The early part of calendar 2018 saw 15 scheduled commercial banks – including the country’s three largest banks and 10 from south India – scale back their network of point-of-sale (PoS) terminals. According to data released by the Reserve Bank of India (RBI), the size of the POS networks of the 15 banks shrunk between 0.4% to 33% in the December 2017 to February 2018 period.
The scale-back coincides with the ongoing cash crunch at ATMs, which first emerged in February in the states of Andhra Pradesh, Karnataka and Telangana, and could have contributed to the increased demand for cash even as it now limits the payment options for citizens.

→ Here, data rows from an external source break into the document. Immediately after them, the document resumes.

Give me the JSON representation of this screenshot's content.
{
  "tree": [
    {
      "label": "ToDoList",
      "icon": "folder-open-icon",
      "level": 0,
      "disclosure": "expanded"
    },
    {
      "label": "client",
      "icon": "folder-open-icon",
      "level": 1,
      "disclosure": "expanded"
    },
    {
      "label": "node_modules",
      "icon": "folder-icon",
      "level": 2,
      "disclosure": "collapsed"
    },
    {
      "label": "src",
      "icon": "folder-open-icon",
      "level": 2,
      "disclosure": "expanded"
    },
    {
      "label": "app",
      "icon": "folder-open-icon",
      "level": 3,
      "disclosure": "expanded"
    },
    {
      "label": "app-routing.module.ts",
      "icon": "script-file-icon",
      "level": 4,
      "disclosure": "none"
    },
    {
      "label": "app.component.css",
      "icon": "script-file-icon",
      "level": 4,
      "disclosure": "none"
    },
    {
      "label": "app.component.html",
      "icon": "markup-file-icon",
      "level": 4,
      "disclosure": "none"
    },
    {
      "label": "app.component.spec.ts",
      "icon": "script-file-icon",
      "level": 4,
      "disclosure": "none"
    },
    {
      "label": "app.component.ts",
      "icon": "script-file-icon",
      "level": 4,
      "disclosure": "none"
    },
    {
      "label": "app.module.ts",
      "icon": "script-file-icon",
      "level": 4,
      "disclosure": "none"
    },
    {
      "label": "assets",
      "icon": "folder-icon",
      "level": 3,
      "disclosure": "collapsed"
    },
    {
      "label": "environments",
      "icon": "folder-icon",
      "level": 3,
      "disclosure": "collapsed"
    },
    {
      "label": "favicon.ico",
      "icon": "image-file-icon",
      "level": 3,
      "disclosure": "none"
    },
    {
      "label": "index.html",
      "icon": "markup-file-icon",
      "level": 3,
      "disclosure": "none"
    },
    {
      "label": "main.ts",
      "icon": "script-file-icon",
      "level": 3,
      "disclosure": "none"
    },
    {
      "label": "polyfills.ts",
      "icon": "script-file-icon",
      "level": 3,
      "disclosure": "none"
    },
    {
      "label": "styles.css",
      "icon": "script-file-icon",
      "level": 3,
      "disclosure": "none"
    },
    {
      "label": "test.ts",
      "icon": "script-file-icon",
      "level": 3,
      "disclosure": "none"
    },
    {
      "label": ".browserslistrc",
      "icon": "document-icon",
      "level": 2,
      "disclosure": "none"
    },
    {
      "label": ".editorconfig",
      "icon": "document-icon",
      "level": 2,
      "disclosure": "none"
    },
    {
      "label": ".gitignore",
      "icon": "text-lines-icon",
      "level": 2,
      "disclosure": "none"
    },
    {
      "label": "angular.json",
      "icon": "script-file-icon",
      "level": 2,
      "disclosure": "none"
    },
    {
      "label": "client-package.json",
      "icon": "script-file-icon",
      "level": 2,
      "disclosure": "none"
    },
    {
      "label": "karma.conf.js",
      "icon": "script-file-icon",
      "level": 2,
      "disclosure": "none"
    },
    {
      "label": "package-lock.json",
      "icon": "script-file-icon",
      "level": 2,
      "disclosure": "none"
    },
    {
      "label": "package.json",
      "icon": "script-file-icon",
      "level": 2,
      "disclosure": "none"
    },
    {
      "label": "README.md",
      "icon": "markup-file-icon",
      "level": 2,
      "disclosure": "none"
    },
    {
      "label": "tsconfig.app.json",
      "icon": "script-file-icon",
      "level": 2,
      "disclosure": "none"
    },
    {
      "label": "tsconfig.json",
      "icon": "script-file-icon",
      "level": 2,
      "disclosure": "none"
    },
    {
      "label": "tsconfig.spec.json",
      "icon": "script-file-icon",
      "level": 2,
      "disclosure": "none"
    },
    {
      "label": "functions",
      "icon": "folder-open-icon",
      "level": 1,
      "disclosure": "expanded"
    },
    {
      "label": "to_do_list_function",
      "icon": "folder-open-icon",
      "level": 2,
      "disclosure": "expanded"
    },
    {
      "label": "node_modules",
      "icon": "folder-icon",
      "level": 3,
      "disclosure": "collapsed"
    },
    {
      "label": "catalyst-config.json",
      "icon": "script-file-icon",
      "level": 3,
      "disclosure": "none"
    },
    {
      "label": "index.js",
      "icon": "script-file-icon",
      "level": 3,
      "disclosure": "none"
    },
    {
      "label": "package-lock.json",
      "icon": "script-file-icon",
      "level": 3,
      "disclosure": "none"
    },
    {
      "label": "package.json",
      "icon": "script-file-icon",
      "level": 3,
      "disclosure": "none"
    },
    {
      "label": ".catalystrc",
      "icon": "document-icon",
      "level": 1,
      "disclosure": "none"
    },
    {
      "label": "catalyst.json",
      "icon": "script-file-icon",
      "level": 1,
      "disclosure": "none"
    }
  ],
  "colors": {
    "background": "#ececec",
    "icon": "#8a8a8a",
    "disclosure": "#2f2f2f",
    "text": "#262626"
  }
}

State Bank of India (SBI), HDFC Bank and ICICI Bank saw the number of POS terminals deployed fall by 0.4%, 0.9% and 4.5%, respectively, over the two-month period. While SBI and ICICI have seen the number of POS machines rise in February 2018 when compared to February 2017 (when the demonetisation exercise ended), HDFC Bank has seen a drop even on a year-on-year (y-o-y) basis. It had 4.07 lakh POS machines operational in February 2018, down from 4.14 lakh machines in February 2017.
The bank had earlier said that it was not scaling back its POS network, but churning it to ensure the machines are deployed at the most optimal locations.
The drop in POS deployment was more pronounced for the South India-based banks, with Indian Overseas Bank’s network shrinking by 33% between December 2017 and February 2018 to 12,187 terminals. Federal Bank followed with a 8.5% contraction in POS installations to 11,937.
Other mid-sized public-sector banks have also downsized their network – Central Bank of India, Andhra Bank, UCO Bank and Vijaya Bank all cut back on their POS terminals deployed by 2-8%. Bankers confirm that the pace of additions to the POS network, which spiked during and after demonetsation, has slowed.
Earlier this month, Ambuj Chandna, head – retail liabilities, investments and payment products, Kotak Mahindra Bank, told reporters, “That (phenomenon of high POS additions) was true in the phase of demonetisation. But, if you see the last few months, a lot of banks are unwinding.”
Madhusudanan R, co-founder, M2P Solutions, which enables merchants to accept digital payments, said that merchants now often return POS machines in the absence of adequate transaction volumes.
“The rate of deployment has definitely gone down,” he said, adding, “The other aspect of POS is that as cash came back, for some of these merchants, the necessity of having a POS has reduced. There have been some merchants who have returned because there are not enough volumes and there is a rental associated with having a POS machine.”
Merchant acquisition for digital payments is a loss-making business for banks in India and only banks with large balance sheets can afford to invest in it. Given this, it remains to be seen if the relatively smaller lenders will continue to reduce their footprint.